===== STORED DATA
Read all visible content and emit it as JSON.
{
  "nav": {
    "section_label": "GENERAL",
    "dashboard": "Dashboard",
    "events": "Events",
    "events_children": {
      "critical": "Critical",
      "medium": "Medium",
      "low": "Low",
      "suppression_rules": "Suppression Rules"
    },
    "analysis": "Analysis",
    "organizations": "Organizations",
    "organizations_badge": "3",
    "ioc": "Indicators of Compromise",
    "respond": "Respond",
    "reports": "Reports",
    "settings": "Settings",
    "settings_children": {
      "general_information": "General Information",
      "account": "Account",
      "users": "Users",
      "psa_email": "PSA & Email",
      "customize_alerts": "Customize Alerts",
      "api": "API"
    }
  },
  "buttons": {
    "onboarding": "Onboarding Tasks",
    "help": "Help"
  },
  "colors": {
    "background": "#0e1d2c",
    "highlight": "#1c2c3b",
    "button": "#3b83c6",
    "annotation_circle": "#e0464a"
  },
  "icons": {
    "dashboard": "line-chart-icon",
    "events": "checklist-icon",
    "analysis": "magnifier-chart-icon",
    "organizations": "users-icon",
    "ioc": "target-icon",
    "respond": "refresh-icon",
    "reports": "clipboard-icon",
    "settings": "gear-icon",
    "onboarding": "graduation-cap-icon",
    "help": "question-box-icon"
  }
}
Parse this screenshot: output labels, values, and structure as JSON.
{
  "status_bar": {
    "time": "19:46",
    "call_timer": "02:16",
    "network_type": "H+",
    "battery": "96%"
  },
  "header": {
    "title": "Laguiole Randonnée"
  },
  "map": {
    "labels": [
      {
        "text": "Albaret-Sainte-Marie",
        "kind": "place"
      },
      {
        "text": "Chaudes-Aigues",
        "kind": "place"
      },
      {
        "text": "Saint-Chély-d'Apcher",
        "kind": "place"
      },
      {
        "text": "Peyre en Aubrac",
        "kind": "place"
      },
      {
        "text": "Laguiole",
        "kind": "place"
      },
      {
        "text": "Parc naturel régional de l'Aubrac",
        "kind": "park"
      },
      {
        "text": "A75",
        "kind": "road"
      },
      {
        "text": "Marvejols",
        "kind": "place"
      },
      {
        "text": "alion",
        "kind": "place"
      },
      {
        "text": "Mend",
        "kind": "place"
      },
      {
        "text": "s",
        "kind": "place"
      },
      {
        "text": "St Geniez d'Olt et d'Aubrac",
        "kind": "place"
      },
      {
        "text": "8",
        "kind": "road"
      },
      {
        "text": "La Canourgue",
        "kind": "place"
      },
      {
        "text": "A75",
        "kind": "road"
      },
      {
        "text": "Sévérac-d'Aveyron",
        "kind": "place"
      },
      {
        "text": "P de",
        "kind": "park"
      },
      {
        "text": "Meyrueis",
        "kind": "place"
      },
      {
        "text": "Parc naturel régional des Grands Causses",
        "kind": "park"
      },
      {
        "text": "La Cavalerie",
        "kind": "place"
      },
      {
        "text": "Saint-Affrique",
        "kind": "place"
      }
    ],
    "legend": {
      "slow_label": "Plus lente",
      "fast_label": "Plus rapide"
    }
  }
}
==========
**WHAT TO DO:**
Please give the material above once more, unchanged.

**RESULT BELOW:**
Read all visible content and emit it as JSON.
{
  "nav": {
    "section_label": "GENERAL",
    "dashboard": "Dashboard",
    "events": "Events",
    "events_children": {
      "critical": "Critical",
      "medium": "Medium",
      "low": "Low",
      "suppression_rules": "Suppression Rules"
    },
    "analysis": "Analysis",
    "organizations": "Organizations",
    "organizations_badge": "3",
    "ioc": "Indicators of Compromise",
    "respond": "Respond",
    "reports": "Reports",
    "settings": "Settings",
    "settings_children": {
      "general_information": "General Information",
      "account": "Account",
      "users": "Users",
      "psa_email": "PSA & Email",
      "customize_alerts": "Customize Alerts",
      "api": "API"
    }
  },
  "buttons": {
    "onboarding": "Onboarding Tasks",
    "help": "Help"
  },
  "colors": {
    "background": "#0e1d2c",
    "highlight": "#1c2c3b",
    "button": "#3b83c6",
    "annotation_circle": "#e0464a"
  },
  "icons": {
    "dashboard": "line-chart-icon",
    "events": "checklist-icon",
    "analysis": "magnifier-chart-icon",
    "organizations": "users-icon",
    "ioc": "target-icon",
    "respond": "refresh-icon",
    "reports": "clipboard-icon",
    "settings": "gear-icon",
    "onboarding": "graduation-cap-icon",
    "help": "question-box-icon"
  }
}
Parse this screenshot: output labels, values, and structure as JSON.
{
  "status_bar": {
    "time": "19:46",
    "call_timer": "02:16",
    "network_type": "H+",
    "battery": "96%"
  },
  "header": {
    "title": "Laguiole Randonnée"
  },
  "map": {
    "labels": [
      {
        "text": "Albaret-Sainte-Marie",
        "kind": "place"
      },
      {
        "text": "Chaudes-Aigues",
        "kind": "place"
      },
      {
        "text": "Saint-Chély-d'Apcher",
        "kind": "place"
      },
      {
        "text": "Peyre en Aubrac",
        "kind": "place"
      },
      {
        "text": "Laguiole",
        "kind": "place"
      },
      {
        "text": "Parc naturel régional de l'Aubrac",
        "kind": "park"
      },
      {
        "text": "A75",
        "kind": "road"
      },
      {
        "text": "Marvejols",
        "kind": "place"
      },
      {
        "text": "alion",
        "kind": "place"
      },
      {
        "text": "Mend",
        "kind": "place"
      },
      {
        "text": "s",
        "kind": "place"
      },
      {
        "text": "St Geniez d'Olt et d'Aubrac",
        "kind": "place"
      },
      {
        "text": "8",
        "kind": "road"
      },
      {
        "text": "La Canourgue",
        "kind": "place"
      },
      {
        "text": "A75",
        "kind": "road"
      },
      {
        "text": "Sévérac-d'Aveyron",
        "kind": "place"
      },
      {
        "text": "P de",
        "kind": "park"
      },
      {
        "text": "Meyrueis",
        "kind": "place"
      },
      {
        "text": "Parc naturel régional des Grands Causses",
        "kind": "park"
      },
      {
        "text": "La Cavalerie",
        "kind": "place"
      },
      {
        "text": "Saint-Affrique",
        "kind": "place"
      }
    ],
    "legend": {
      "slow_label": "Plus lente",
      "fast_label": "Plus rapide"
    }
  }
}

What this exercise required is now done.